Annual Report  in  English
Keywords:
WATER, SANITATION, DRINKING WATER, WATER SUPPLY, WATER RESOURCES, WATER CONSUMPTION, WATER CONSERVATION, WATER RESOURCES DEVELOPMENT, WATER POLLUTION, SUSTAINABLE DEVELOPMENT, CAPACITY BUILDING, WATER QUALITY MANAGEMENT, SEWERAGE, AWARENESS
Thematic Group:
UNDP, (2010)
Thesaurus:
03.05.00 - Water
PDF | File Size: 4.03 MB   Download
Feeder: ANG1EE12, Editor: , Auditor:
...
Country Sector Assessments UNDP Goal Wash Programme: Governance, Advocacy and Leadership for Water, Sanitation and Hygiene
Abstract:
On paper Nepal appears on track to meet both the water and sanitation MDGs. The NDHS figures for access to potable water are 90% urban, 81% rural and 82% overall. The figures below show Ministry of Physical Works and Planning (MoPPW) records of national coverage, and how performance needs to be accelerate. In 2004 WaterAid argued that Nepal needed dramatic improvements in service access, especially in santed to meet the national 2017 target of universal access. But it is commonly accepted that these figures do not reflect the challenging realities of the sector on the ground1. Nepal, with about 80% of its fast growing population of 27.6 m. living in rural areas, has a fragile ecology, rugged and difficult terrain (40% of inhabited areas have high hills and no roads) and is one of the poorest countries in the world (annual per capita income is under $250). The country is emerging from nearly a decade of internal armed conflict and political instability. In the water sector, a high level of rural breakdowns (up to 56% of schemes need major repairs, according to a recent WaterAid study) limits actual functional coverage. In addition to serving the unserved, Nepal is facing a huge repair and rehabilitation challenge that needs a comprehensive approach. Access is also heavily skewed by wealth: the richest quintile is eight times more likely to have access to sanitation, and 13 times more likely to have a household water connection. Urban areas are characterized by a high population growth rates (up to 6% per year, driven by poverty and insecurity), an aging infrastructure and significant management and resource constraints. As a result, access to water is for just a few hours a day, and frequently that water is polluted. For sanitation, the recent JMP ladder shows that while service coverage is increasing, half of Nepal’s rural population (13 m. people) practice open defecation. This has serious health equity and economic implications 13,000 Nepalis die every year from sector related illnesses.

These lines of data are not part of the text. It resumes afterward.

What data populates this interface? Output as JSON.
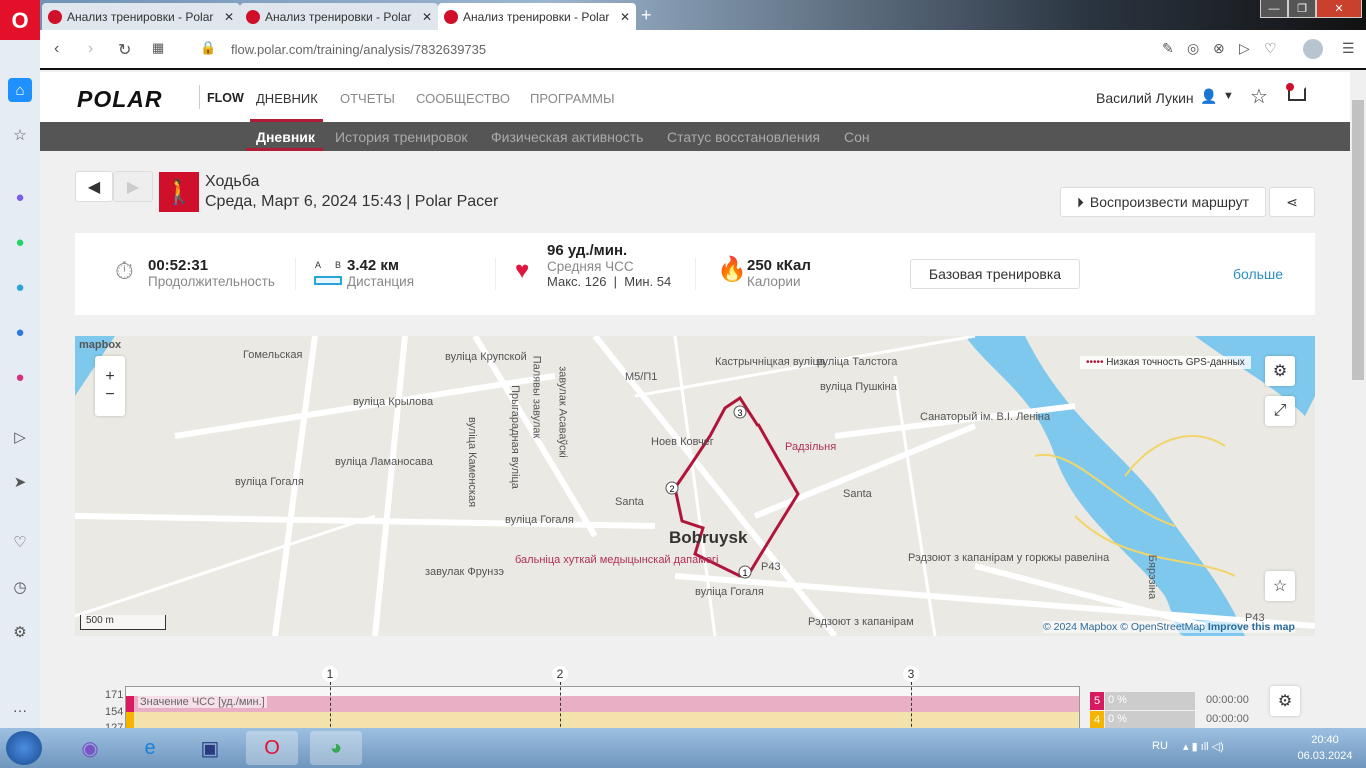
{
  "browser": {
    "tabs": [
      {
        "title": "Анализ тренировки - Polar"
      },
      {
        "title": "Анализ тренировки - Polar"
      },
      {
        "title": "Анализ тренировки - Polar"
      }
    ],
    "url": "flow.polar.com/training/analysis/7832639735"
  },
  "header": {
    "logo": "POLAR",
    "flow": "FLOW",
    "nav": [
      "ДНЕВНИК",
      "ОТЧЕТЫ",
      "СООБЩЕСТВО",
      "ПРОГРАММЫ"
    ],
    "user": "Василий Лукин"
  },
  "subnav": [
    "Дневник",
    "История тренировок",
    "Физическая активность",
    "Статус восстановления",
    "Сон"
  ],
  "activity": {
    "sport": "Ходьба",
    "subtitle": "Среда, Март 6, 2024 15:43 | Polar Pacer",
    "replay": "Воспроизвести маршрут"
  },
  "stats": {
    "duration": "00:52:31",
    "duration_label": "Продолжительность",
    "dist_a": "A",
    "dist_b": "B",
    "distance": "3.42 км",
    "distance_label": "Дистанция",
    "hr": "96 уд./мин.",
    "hr_label": "Средняя ЧСС",
    "hr_minmax": "Макс. 126  |  Мин. 54",
    "calories": "250 кКал",
    "calories_label": "Калории",
    "target": "Базовая тренировка",
    "more": "больше"
  },
  "map": {
    "brand": "mapbox",
    "legend": "Низкая точность GPS-данных",
    "scale": "500 m",
    "attr_mapbox": "© 2024 Mapbox",
    "attr_osm": "© OpenStreetMap",
    "improve": "Improve this map",
    "labels": [
      "Гомельская",
      "вуліца Крупской",
      "вуліца Крылова",
      "вуліца Ламаносава",
      "вуліца Каменская",
      "Прыгарадная вуліца",
      "Палявы завулак",
      "завулак Асаваўскі",
      "вуліца Гогаля",
      "вуліца Гогаля",
      "завулак Фрунзэ",
      "бальніца хуткай медыцынскай дапамогі",
      "Bobruysk",
      "Ноев Ковчег",
      "Радзільня",
      "Santa",
      "Santa",
      "вуліца Талстога",
      "вуліца Пушкіна",
      "Санаторый ім. В.І. Леніна",
      "Рэдзоют з капанірам у горкжы равеліна",
      "Рэдзоют з капанірам",
      "Бярэзіна",
      "Кастрычніцкая вуліца",
      "М5/П1",
      "Р43",
      "Р43",
      "вуліца Гогаля"
    ],
    "laps": [
      "1",
      "2",
      "3"
    ]
  },
  "chart": {
    "y_ticks": [
      "171",
      "154",
      "127"
    ],
    "series_label": "Значение ЧСС [уд./мин.]",
    "laps": [
      "1",
      "2",
      "3"
    ],
    "zones": [
      {
        "zone": "5",
        "pct": "0 %",
        "time": "00:00:00",
        "color": "#d81b60"
      },
      {
        "zone": "4",
        "pct": "0 %",
        "time": "00:00:00",
        "color": "#f5b400"
      }
    ]
  },
  "taskbar": {
    "lang": "RU",
    "time": "20:40",
    "date": "06.03.2024"
  }
}
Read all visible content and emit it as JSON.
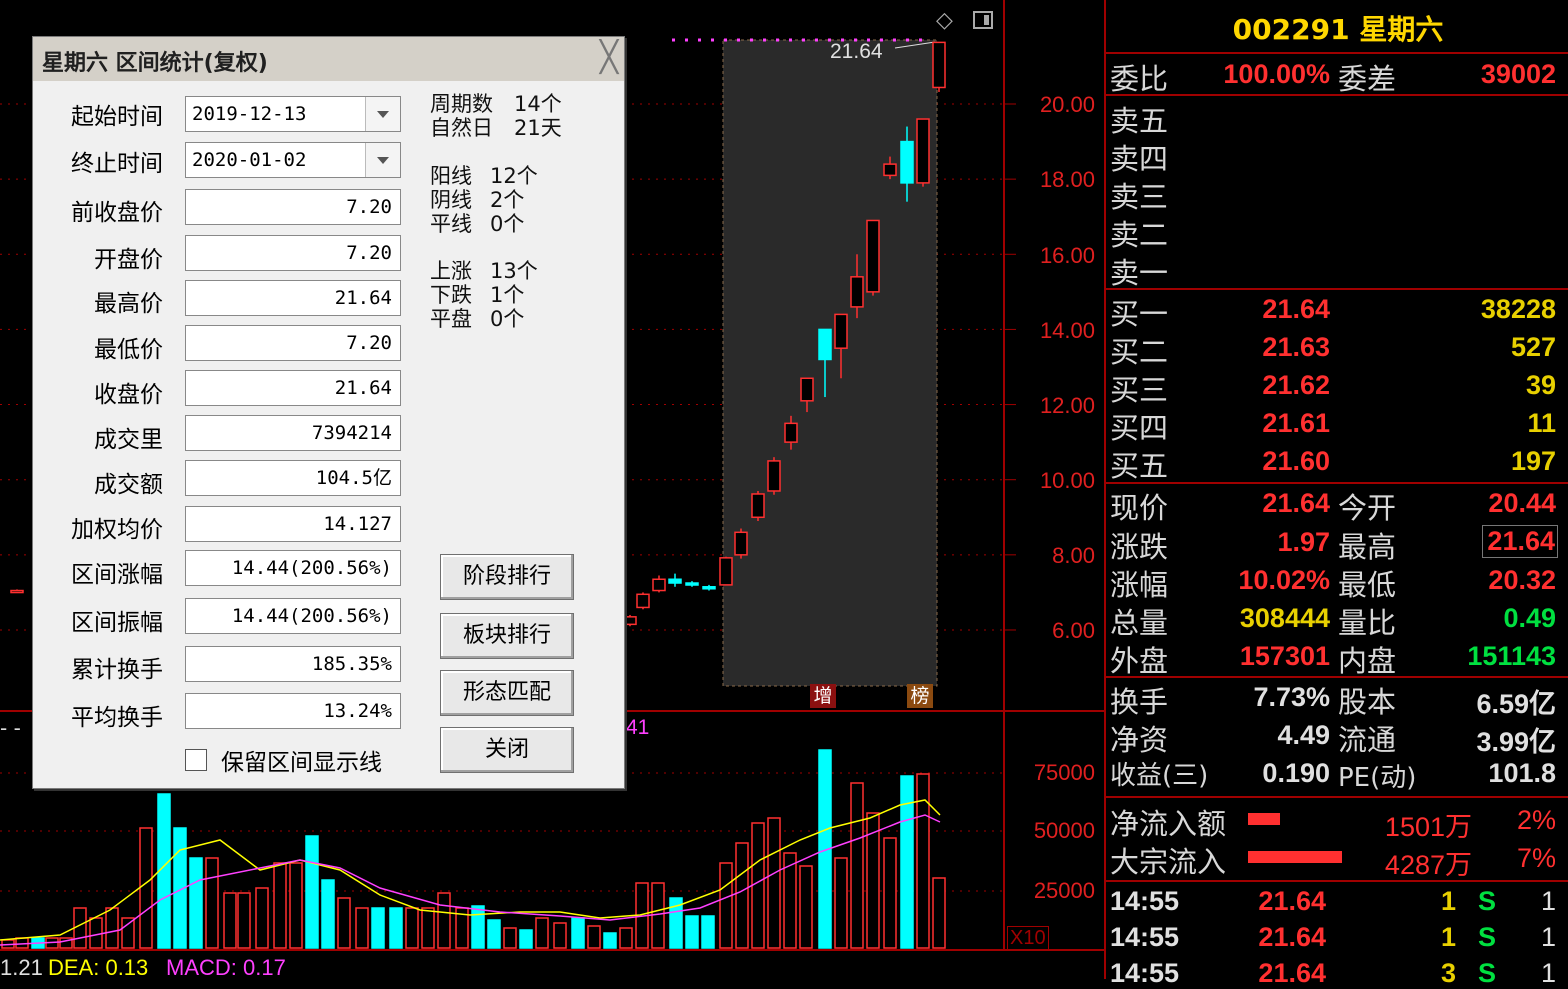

Publisher: UNDP Type / Script:
Annual Report  in  English
Keywords:
WATER, SANITATION, DRINKING WATER, WATER SUPPLY, WATER RESOURCES, WATER CONSUMPTION, WATER CONSERVATION, WATER RESOURCES DEVELOPMENT, WATER POLLUTION, SUSTAINABLE DEVELOPMENT, CAPACITY BUILDING
Thematic Group:
UNDP, (2010)
Thesaurus:
03.05.00 - Water
PDF | File Size: 4.03 MB   Download
Feeder: ANG1EE12, Editor: , Auditor:
...